───── DATASET ENTRIES ─────

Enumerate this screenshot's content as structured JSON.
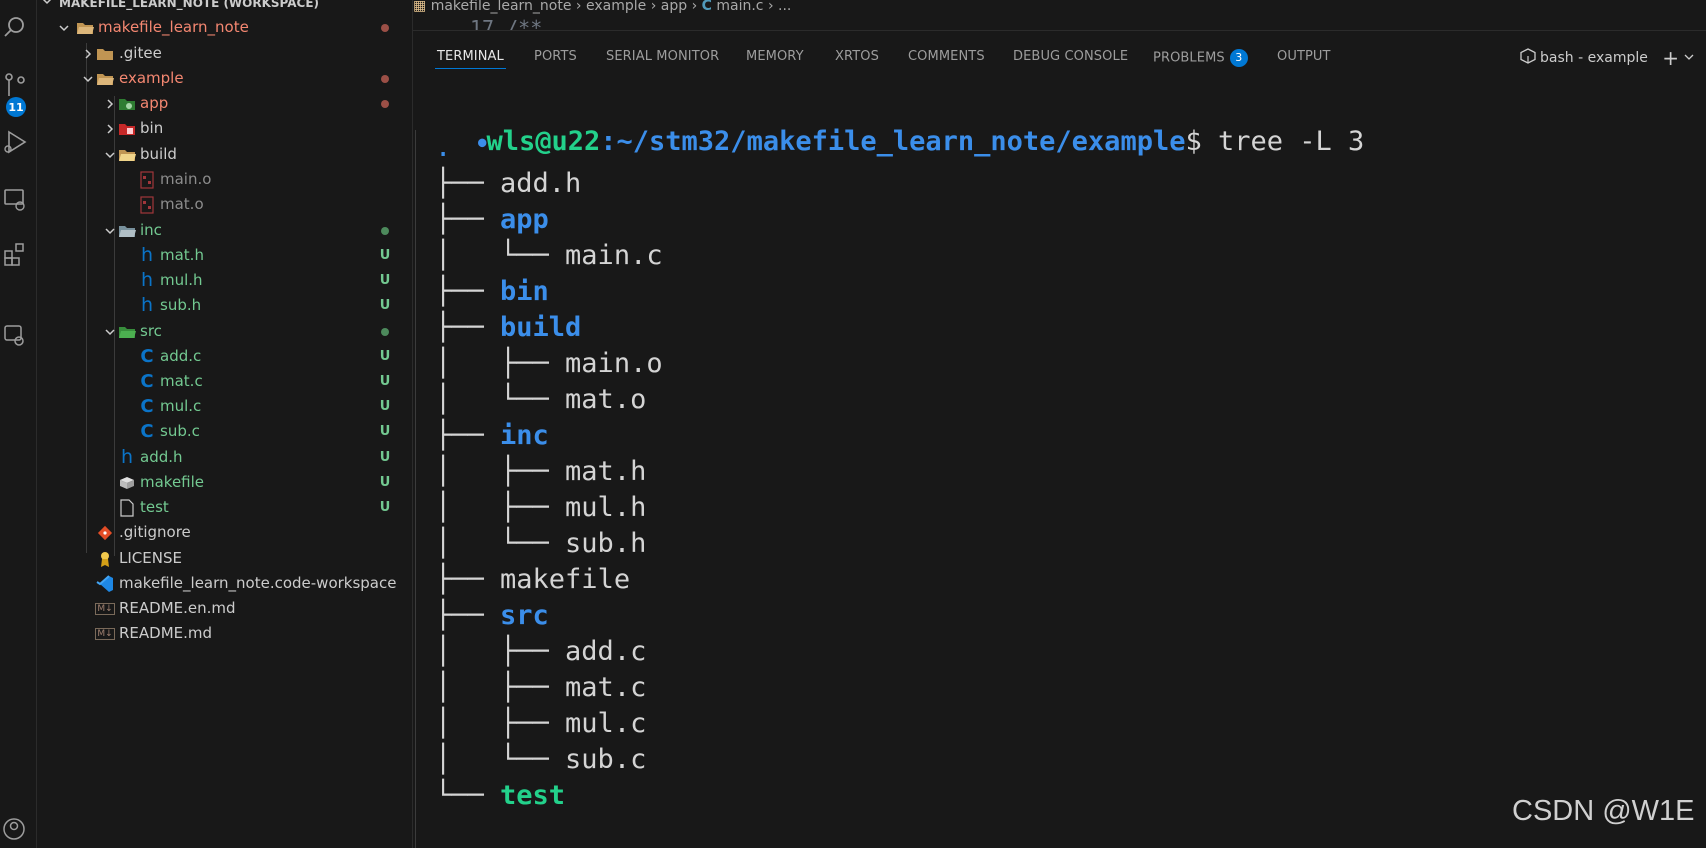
{
  "explorer": {
    "header": "MAKEFILE_LEARN_NOTE (WORKSPACE)",
    "items": [
      {
        "label": "makefile_learn_note",
        "status": "dot",
        "color": "#f48771"
      },
      {
        "label": ".gitee",
        "status": "",
        "color": "#cccccc"
      },
      {
        "label": "example",
        "status": "dot",
        "color": "#f48771"
      },
      {
        "label": "app",
        "status": "dot",
        "color": "#f48771"
      },
      {
        "label": "bin",
        "status": "",
        "color": "#cccccc"
      },
      {
        "label": "build",
        "status": "",
        "color": "#cccccc"
      },
      {
        "label": "main.o",
        "status": "",
        "color": "#8c8c8c"
      },
      {
        "label": "mat.o",
        "status": "",
        "color": "#8c8c8c"
      },
      {
        "label": "inc",
        "status": "dot",
        "color": "#73c991"
      },
      {
        "label": "mat.h",
        "status": "U",
        "color": "#73c991"
      },
      {
        "label": "mul.h",
        "status": "U",
        "color": "#73c991"
      },
      {
        "label": "sub.h",
        "status": "U",
        "color": "#73c991"
      },
      {
        "label": "src",
        "status": "dot",
        "color": "#73c991"
      },
      {
        "label": "add.c",
        "status": "U",
        "color": "#73c991"
      },
      {
        "label": "mat.c",
        "status": "U",
        "color": "#73c991"
      },
      {
        "label": "mul.c",
        "status": "U",
        "color": "#73c991"
      },
      {
        "label": "sub.c",
        "status": "U",
        "color": "#73c991"
      },
      {
        "label": "add.h",
        "status": "U",
        "color": "#73c991"
      },
      {
        "label": "makefile",
        "status": "U",
        "color": "#73c991"
      },
      {
        "label": "test",
        "status": "U",
        "color": "#73c991"
      },
      {
        "label": ".gitignore",
        "status": "",
        "color": "#cccccc"
      },
      {
        "label": "LICENSE",
        "status": "",
        "color": "#cccccc"
      },
      {
        "label": "makefile_learn_note.code-workspace",
        "status": "",
        "color": "#cccccc"
      },
      {
        "label": "README.en.md",
        "status": "",
        "color": "#cccccc"
      },
      {
        "label": "README.md",
        "status": "",
        "color": "#cccccc"
      }
    ]
  },
  "activity": {
    "scm_badge": "11"
  },
  "breadcrumb": {
    "parts": [
      "makefile_learn_note",
      "example",
      "app",
      "main.c",
      "..."
    ],
    "code_line": "17    /**"
  },
  "panel": {
    "tabs": [
      "TERMINAL",
      "PORTS",
      "SERIAL MONITOR",
      "MEMORY",
      "XRTOS",
      "COMMENTS",
      "DEBUG CONSOLE",
      "PROBLEMS",
      "OUTPUT"
    ],
    "problems_count": "3",
    "terminal_title": "bash - example"
  },
  "terminal": {
    "prompt_user": "wls@u22",
    "prompt_path": ":~/stm32/makefile_learn_note/example",
    "prompt_symbol": "$ ",
    "command": "tree -L 3",
    "lines": [
      {
        "prefix": ".",
        "name": "",
        "kind": "dir"
      },
      {
        "prefix": "├── ",
        "name": "add.h",
        "kind": "file"
      },
      {
        "prefix": "├── ",
        "name": "app",
        "kind": "dir"
      },
      {
        "prefix": "│   └── ",
        "name": "main.c",
        "kind": "file"
      },
      {
        "prefix": "├── ",
        "name": "bin",
        "kind": "dir"
      },
      {
        "prefix": "├── ",
        "name": "build",
        "kind": "dir"
      },
      {
        "prefix": "│   ├── ",
        "name": "main.o",
        "kind": "file"
      },
      {
        "prefix": "│   └── ",
        "name": "mat.o",
        "kind": "file"
      },
      {
        "prefix": "├── ",
        "name": "inc",
        "kind": "dir"
      },
      {
        "prefix": "│   ├── ",
        "name": "mat.h",
        "kind": "file"
      },
      {
        "prefix": "│   ├── ",
        "name": "mul.h",
        "kind": "file"
      },
      {
        "prefix": "│   └── ",
        "name": "sub.h",
        "kind": "file"
      },
      {
        "prefix": "├── ",
        "name": "makefile",
        "kind": "file"
      },
      {
        "prefix": "├── ",
        "name": "src",
        "kind": "dir"
      },
      {
        "prefix": "│   ├── ",
        "name": "add.c",
        "kind": "file"
      },
      {
        "prefix": "│   ├── ",
        "name": "mat.c",
        "kind": "file"
      },
      {
        "prefix": "│   ├── ",
        "name": "mul.c",
        "kind": "file"
      },
      {
        "prefix": "│   └── ",
        "name": "sub.c",
        "kind": "file"
      },
      {
        "prefix": "└── ",
        "name": "test",
        "kind": "exe"
      }
    ]
  },
  "watermark": "CSDN @W1E"
}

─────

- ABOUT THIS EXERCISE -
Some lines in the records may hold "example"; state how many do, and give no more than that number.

- RESULT OF THIS EXERCISE -
4